- **What is being asked**:
Output each record exactly as given. Leave out every picture.

########################################

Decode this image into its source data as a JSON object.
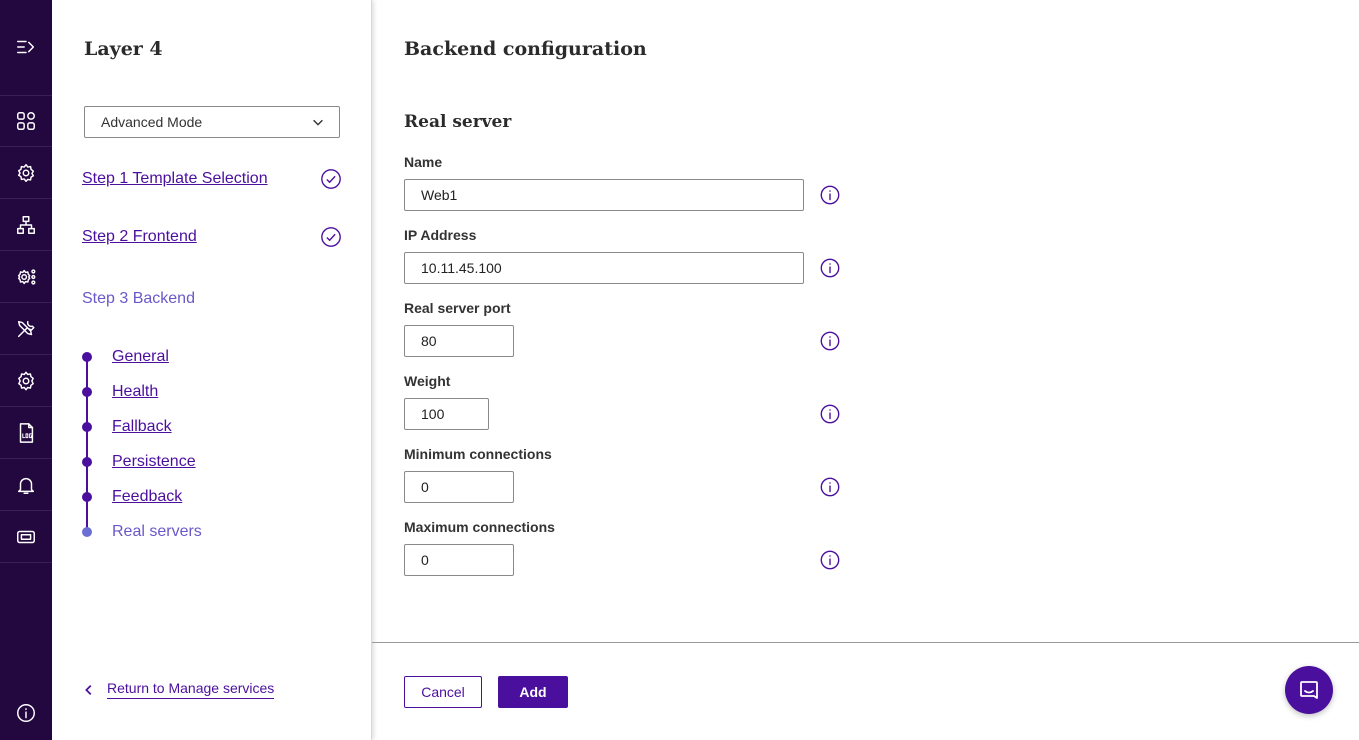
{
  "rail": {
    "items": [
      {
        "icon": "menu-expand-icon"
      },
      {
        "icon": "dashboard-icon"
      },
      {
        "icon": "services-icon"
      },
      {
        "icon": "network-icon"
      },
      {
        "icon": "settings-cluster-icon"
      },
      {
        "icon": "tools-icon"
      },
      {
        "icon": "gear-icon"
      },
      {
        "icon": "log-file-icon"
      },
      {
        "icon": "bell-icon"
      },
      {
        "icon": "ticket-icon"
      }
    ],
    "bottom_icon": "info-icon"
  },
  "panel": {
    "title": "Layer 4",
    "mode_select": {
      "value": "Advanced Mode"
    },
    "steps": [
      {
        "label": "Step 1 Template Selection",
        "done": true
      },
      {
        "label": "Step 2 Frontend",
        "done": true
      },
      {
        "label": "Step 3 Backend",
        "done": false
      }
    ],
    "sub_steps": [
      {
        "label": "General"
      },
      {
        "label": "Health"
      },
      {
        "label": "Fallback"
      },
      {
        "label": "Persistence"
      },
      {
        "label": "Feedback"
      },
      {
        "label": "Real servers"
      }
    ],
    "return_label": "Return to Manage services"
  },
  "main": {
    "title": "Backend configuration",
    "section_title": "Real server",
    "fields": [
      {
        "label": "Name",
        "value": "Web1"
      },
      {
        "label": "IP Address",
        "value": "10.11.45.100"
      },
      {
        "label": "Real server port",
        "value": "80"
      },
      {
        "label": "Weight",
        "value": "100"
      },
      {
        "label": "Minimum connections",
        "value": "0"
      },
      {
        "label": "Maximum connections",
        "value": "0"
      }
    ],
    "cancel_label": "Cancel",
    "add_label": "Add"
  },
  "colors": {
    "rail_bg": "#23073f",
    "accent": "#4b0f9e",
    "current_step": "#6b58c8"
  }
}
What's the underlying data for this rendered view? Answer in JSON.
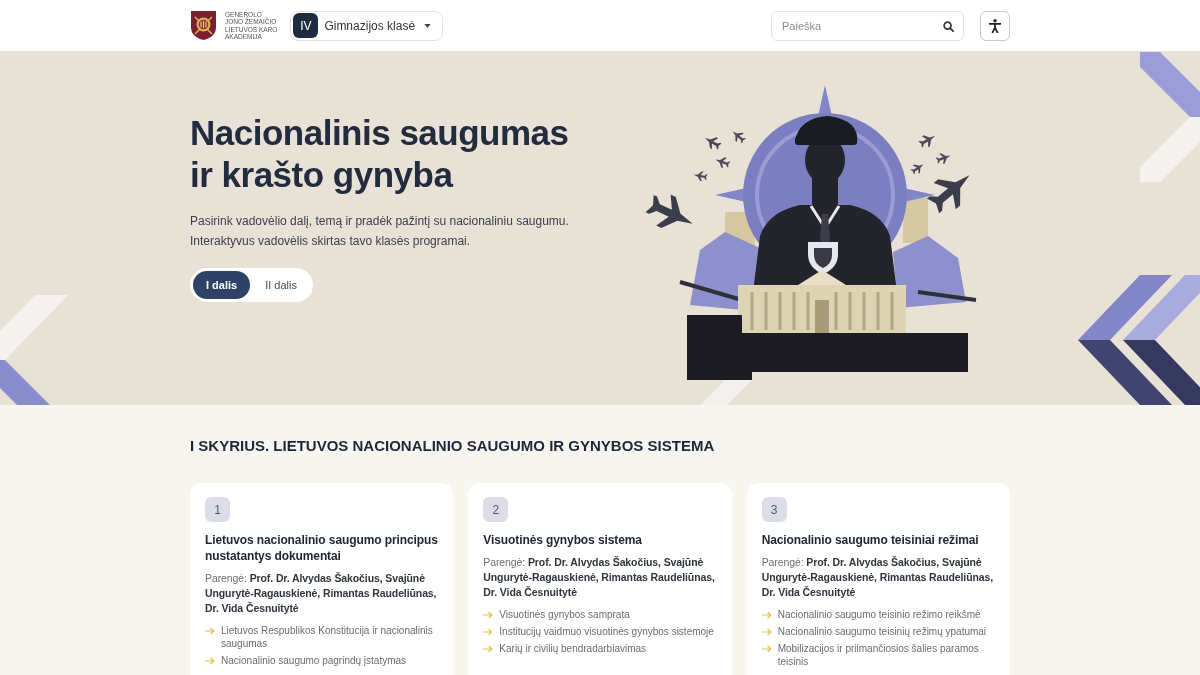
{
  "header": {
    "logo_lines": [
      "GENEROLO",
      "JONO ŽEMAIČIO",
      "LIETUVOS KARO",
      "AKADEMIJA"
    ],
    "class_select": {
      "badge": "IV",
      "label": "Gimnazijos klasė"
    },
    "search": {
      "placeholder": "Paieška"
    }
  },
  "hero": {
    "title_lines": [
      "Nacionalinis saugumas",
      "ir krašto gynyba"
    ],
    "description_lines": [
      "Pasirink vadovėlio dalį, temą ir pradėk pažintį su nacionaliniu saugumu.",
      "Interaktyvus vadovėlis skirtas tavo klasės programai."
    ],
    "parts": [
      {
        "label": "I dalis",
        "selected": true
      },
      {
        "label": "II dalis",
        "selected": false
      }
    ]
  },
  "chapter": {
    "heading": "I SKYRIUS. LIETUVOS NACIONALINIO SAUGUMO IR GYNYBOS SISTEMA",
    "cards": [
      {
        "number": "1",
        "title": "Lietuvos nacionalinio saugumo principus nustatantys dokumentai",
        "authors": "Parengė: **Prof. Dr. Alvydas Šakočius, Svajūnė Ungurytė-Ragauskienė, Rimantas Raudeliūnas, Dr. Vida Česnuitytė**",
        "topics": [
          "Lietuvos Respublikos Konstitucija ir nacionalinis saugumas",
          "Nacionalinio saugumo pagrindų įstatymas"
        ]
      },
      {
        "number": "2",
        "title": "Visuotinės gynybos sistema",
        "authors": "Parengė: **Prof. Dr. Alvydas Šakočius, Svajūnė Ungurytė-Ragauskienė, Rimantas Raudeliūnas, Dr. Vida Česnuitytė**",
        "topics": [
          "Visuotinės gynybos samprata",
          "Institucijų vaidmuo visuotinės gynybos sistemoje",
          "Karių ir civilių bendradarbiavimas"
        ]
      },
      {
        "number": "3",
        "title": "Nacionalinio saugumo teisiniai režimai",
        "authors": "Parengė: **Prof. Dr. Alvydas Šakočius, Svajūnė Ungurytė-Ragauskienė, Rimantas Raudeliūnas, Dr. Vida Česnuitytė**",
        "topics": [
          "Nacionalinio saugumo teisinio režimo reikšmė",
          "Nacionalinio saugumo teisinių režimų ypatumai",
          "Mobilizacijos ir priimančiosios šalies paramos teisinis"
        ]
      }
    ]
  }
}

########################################

- **Reply to the task**:
Decode this image into its source data as a JSON object.
{
  "rail": {
    "items": [
      {
        "icon": "menu-expand-icon"
      },
      {
        "icon": "dashboard-icon"
      },
      {
        "icon": "services-icon"
      },
      {
        "icon": "network-icon"
      },
      {
        "icon": "settings-cluster-icon"
      },
      {
        "icon": "tools-icon"
      },
      {
        "icon": "gear-icon"
      },
      {
        "icon": "log-file-icon"
      },
      {
        "icon": "bell-icon"
      },
      {
        "icon": "ticket-icon"
      }
    ],
    "bottom_icon": "info-icon"
  },
  "panel": {
    "title": "Layer 4",
    "mode_select": {
      "value": "Advanced Mode"
    },
    "steps": [
      {
        "label": "Step 1 Template Selection",
        "done": true
      },
      {
        "label": "Step 2 Frontend",
        "done": true
      },
      {
        "label": "Step 3 Backend",
        "done": false
      }
    ],
    "sub_steps": [
      {
        "label": "General"
      },
      {
        "label": "Health"
      },
      {
        "label": "Fallback"
      },
      {
        "label": "Persistence"
      },
      {
        "label": "Feedback"
      },
      {
        "label": "Real servers"
      }
    ],
    "return_label": "Return to Manage services"
  },
  "main": {
    "title": "Backend configuration",
    "section_title": "Real server",
    "fields": [
      {
        "label": "Name",
        "value": "Web1"
      },
      {
        "label": "IP Address",
        "value": "10.11.45.100"
      },
      {
        "label": "Real server port",
        "value": "80"
      },
      {
        "label": "Weight",
        "value": "100"
      },
      {
        "label": "Minimum connections",
        "value": "0"
      },
      {
        "label": "Maximum connections",
        "value": "0"
      }
    ],
    "cancel_label": "Cancel",
    "add_label": "Add"
  },
  "colors": {
    "rail_bg": "#23073f",
    "accent": "#4b0f9e",
    "current_step": "#6b58c8"
  }
}
What's the underlying data for this rendered view? Answer in JSON.
{
  "header": {
    "logo_lines": [
      "GENEROLO",
      "JONO ŽEMAIČIO",
      "LIETUVOS KARO",
      "AKADEMIJA"
    ],
    "class_select": {
      "badge": "IV",
      "label": "Gimnazijos klasė"
    },
    "search": {
      "placeholder": "Paieška"
    }
  },
  "hero": {
    "title_lines": [
      "Nacionalinis saugumas",
      "ir krašto gynyba"
    ],
    "description_lines": [
      "Pasirink vadovėlio dalį, temą ir pradėk pažintį su nacionaliniu saugumu.",
      "Interaktyvus vadovėlis skirtas tavo klasės programai."
    ],
    "parts": [
      {
        "label": "I dalis",
        "selected": true
      },
      {
        "label": "II dalis",
        "selected": false
      }
    ]
  },
  "chapter": {
    "heading": "I SKYRIUS. LIETUVOS NACIONALINIO SAUGUMO IR GYNYBOS SISTEMA",
    "cards": [
      {
        "number": "1",
        "title": "Lietuvos nacionalinio saugumo principus nustatantys dokumentai",
        "authors": "Parengė: **Prof. Dr. Alvydas Šakočius, Svajūnė Ungurytė-Ragauskienė, Rimantas Raudeliūnas, Dr. Vida Česnuitytė**",
        "topics": [
          "Lietuvos Respublikos Konstitucija ir nacionalinis saugumas",
          "Nacionalinio saugumo pagrindų įstatymas"
        ]
      },
      {
        "number": "2",
        "title": "Visuotinės gynybos sistema",
        "authors": "Parengė: **Prof. Dr. Alvydas Šakočius, Svajūnė Ungurytė-Ragauskienė, Rimantas Raudeliūnas, Dr. Vida Česnuitytė**",
        "topics": [
          "Visuotinės gynybos samprata",
          "Institucijų vaidmuo visuotinės gynybos sistemoje",
          "Karių ir civilių bendradarbiavimas"
        ]
      },
      {
        "number": "3",
        "title": "Nacionalinio saugumo teisiniai režimai",
        "authors": "Parengė: **Prof. Dr. Alvydas Šakočius, Svajūnė Ungurytė-Ragauskienė, Rimantas Raudeliūnas, Dr. Vida Česnuitytė**",
        "topics": [
          "Nacionalinio saugumo teisinio režimo reikšmė",
          "Nacionalinio saugumo teisinių režimų ypatumai",
          "Mobilizacijos ir priimančiosios šalies paramos teisinis"
        ]
      }
    ]
  }
}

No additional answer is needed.